How to get your spouse to recycle at home

Getting your children on board with recycling is easy. Get them onto some of the recycling web sites for kids, have them play some games and they usually fall right in line. A reluctant spouse, however, is a much harder sell. 

My husband’s family is not at all interested in ‘going green’. My in-laws actually are among the group that believes recycling is a scam. So getting my husband to recycle was a huge challenge for me.  Here are some tips for getting your spouse to cooperate. 

Make it easy.

Like the majority of people, your spouse is probably put off by the amount of effort involved in recycling. All the washing, sorting, label removal, etc. just doesn’t seem worth it to a lot of people. So the easier you can make it the more likely they are to participate, and you’ve probably removed the biggest barrier to their behavior.

If you have single-stream curbside recycling collection that will solve a lot of the convenience issues. Single-stream completely eliminates the sorting issue and most programs also don’t require removal of labels and plastic bands. 

If your hauler requires extensive separating and sorting, or if you have to transport your recyclables to a drop-off center it’s a much bigger challenge. In that case, try keeping a small receptacle in the house (right by your trash can is a good place) where you can store a small amount of material and take it out to your other bins periodically.  

You may also want to have small bins in other areas of the house, like the family bathroom, the laundry room and the kids’ play room.  Keep a bin for paper in the den or wherever you open the mail. Having at least one receptacle per floor is advisable. If the only container sitting there is the trash can, that’s the one that will most likely get used. 

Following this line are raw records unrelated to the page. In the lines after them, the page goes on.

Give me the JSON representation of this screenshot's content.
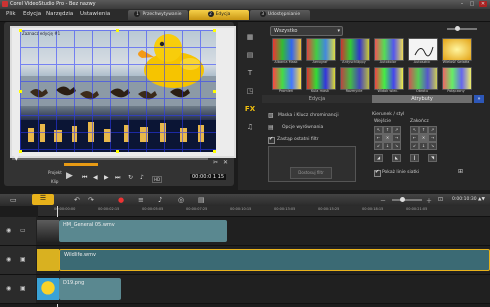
{
  "window": {
    "title": "Corel VideoStudio Pro - Bez nazwy",
    "minimize": "–",
    "maximize": "□",
    "close": "✕"
  },
  "menu": [
    {
      "label": "Plik",
      "x": 6
    },
    {
      "label": "Edycja",
      "x": 23
    },
    {
      "label": "Narzędzia",
      "x": 46
    },
    {
      "label": "Ustawienia",
      "x": 80
    }
  ],
  "steps": [
    {
      "num": "1",
      "label": "Przechwytywanie"
    },
    {
      "num": "2",
      "label": "Edycja"
    },
    {
      "num": "3",
      "label": "Udostępnianie"
    }
  ],
  "preview": {
    "overlay_label": "Zaznacz edycję #1",
    "project_label": "Projekt",
    "clip_label": "Klip",
    "timecode": "00:00:0 1 15",
    "hd_label": "HD"
  },
  "library": {
    "category": "Wszystko",
    "thumbs": [
      {
        "label": "Albania Mask"
      },
      {
        "label": "Aerograf"
      },
      {
        "label": "Antyschläppy"
      },
      {
        "label": "Autokolor"
      },
      {
        "label": "Autoszkic"
      },
      {
        "label": "Wielość światła"
      },
      {
        "label": "Promień"
      },
      {
        "label": "Kula mask"
      },
      {
        "label": "Rozmycie"
      },
      {
        "label": "Widok wiec."
      },
      {
        "label": "Obrotu"
      },
      {
        "label": "Połączony"
      }
    ],
    "tab_edit": "Edycja",
    "tab_attr": "Atrybuty"
  },
  "attributes": {
    "mask_label": "Maska i Klucz chrominancji",
    "align_label": "Opcje wyrównania",
    "apply_filter": "Zastąp ostatni filtr",
    "custom_filter": "Dostosuj filtr",
    "direction_title": "Kierunek / styl",
    "in_label": "Wejście",
    "out_label": "Zakończ",
    "show_grid": "Pokaż linie siatki"
  },
  "timeline": {
    "ruler": [
      "00:00:00:00",
      "00:00:02:15",
      "00:00:05:05",
      "00:00:07:25",
      "00:00:10:15",
      "00:00:13:05",
      "00:00:15:25",
      "00:00:18:15",
      "00:00:21:05"
    ],
    "duration": "0:00:10:30 ▲▼",
    "clips": [
      {
        "name": "HM_General 05.wmv",
        "track": "video"
      },
      {
        "name": "Wildlife.wmv",
        "track": "overlay"
      },
      {
        "name": "D19.png",
        "track": "overlay2"
      }
    ]
  }
}
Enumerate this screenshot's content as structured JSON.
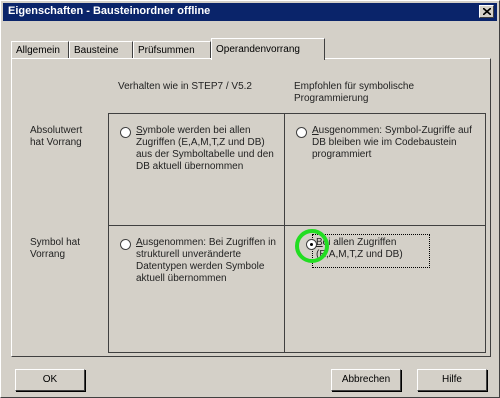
{
  "window": {
    "title": "Eigenschaften - Bausteinordner offline"
  },
  "tabs": [
    {
      "label": "Allgemein"
    },
    {
      "label": "Bausteine"
    },
    {
      "label": "Prüfsummen"
    },
    {
      "label": "Operandenvorrang",
      "active": true
    }
  ],
  "columns": {
    "left_header": "Verhalten wie in STEP7 / V5.2",
    "right_header": "Empfohlen für symbolische Programmierung"
  },
  "rows": {
    "row1_label": "Absolutwert hat Vorrang",
    "row2_label": "Symbol hat Vorrang"
  },
  "options": {
    "r1_left": "Symbole werden bei allen Zugriffen (E,A,M,T,Z und DB) aus der Symboltabelle und den DB aktuell übernommen",
    "r1_right": "Ausgenommen: Symbol-Zugriffe auf DB bleiben wie im Codebaustein programmiert",
    "r2_left": "Ausgenommen: Bei Zugriffen in strukturell unveränderte Datentypen werden Symbole aktuell übernommen",
    "r2_right": "Bei allen Zugriffen (E,A,M,T,Z und DB)"
  },
  "selected_option": "r2_right",
  "buttons": {
    "ok": "OK",
    "cancel": "Abbrechen",
    "help": "Hilfe"
  },
  "colors": {
    "titlebar": "#0a246a",
    "highlight": "#22dd22"
  }
}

There is no easy answer to the inconvenience of having to do things like remove the labels from jars and cans or remove rings from plastic bottles. Without a doubt this is a hassle. If you have kids try enlisting their help. My kids earn money for helping me recycle and they actually think the prep work is fun because they get to use a special little tool to remove all those labels and plastic bands. 

Keep it neat.

Another disincentive is the constant clutter that can result when your recycling isn’t well organized. Having cans and bottles pile up on the sideboard is messy and they’re lightweight so they tend to fall over and get even more spread out. Stacks of newspaper and magazines waiting to be taken out to the recycle bin can get scattered everywhere. All those loose recyclables can make your house look like a dumping ground. Again, make sure you have containers of the right size in places that work for your household. 

Get organized.

If your hauler doesn’t provide bins you don’t need to buy special containers, but it’s a good idea to either invest in some labels or use a permanent marker to clearly indicate what each bin is for. If your spouse isn’t able to determine where the recycling goes, it’s an easy excuse not to do it. 

If you’re providing your own containers, make them as convenient for the household as possible. You’ll need to work within your hauler’s guidelines on size and weight, but try to select bins that are easy to get out to the curb or into your car. Think about things like, would having wheels on this container make it easier? Do they fit easily in the space I have? Do I need a bigger or smaller bin for this specific material? 

Get your kids to apply some peer pressure.

There is no better incentive to do anything than to escape the pressure applied by your kids. They are masters at it. From quitting smoking to exercising they will hound you until you make the right choice. Kids are bombarded by information on saving the earth every day. It’s in the classroom, it’s on TV and it’s in the books and magazines they read. They are learning that the environment is important and they make great allies in getting other grown ups to participate. 

Use some quid pro quo. Your husband wishes you’d start golfing with him. Your wife wants to go antiquing on the weekends.  Trade some of the things they want you to do with them for their participation in recycling at home. 

Be patient No one responds well to constant nagging. If you get your spouse to recycle this way, it will always be a chore, never something they do because they want to. When my husband kept throwing recyclables in the trash, I just picked them back out and put them in the recycling without saying anything about it. He noticed, and eventually he just started doing it himself. It was gradual. First he set the recyclables aside but didn’t rinse them. Then he started rinsing and setting aside, but not taking them out to the bins. Now, after a couple of years of gradual improvement, he takes care of everything but putting the bins at the curb on collection day. 

With a little effort, and some give and take you can get the whole family to become recycling pros!

Got something to add? Feel free to chime in!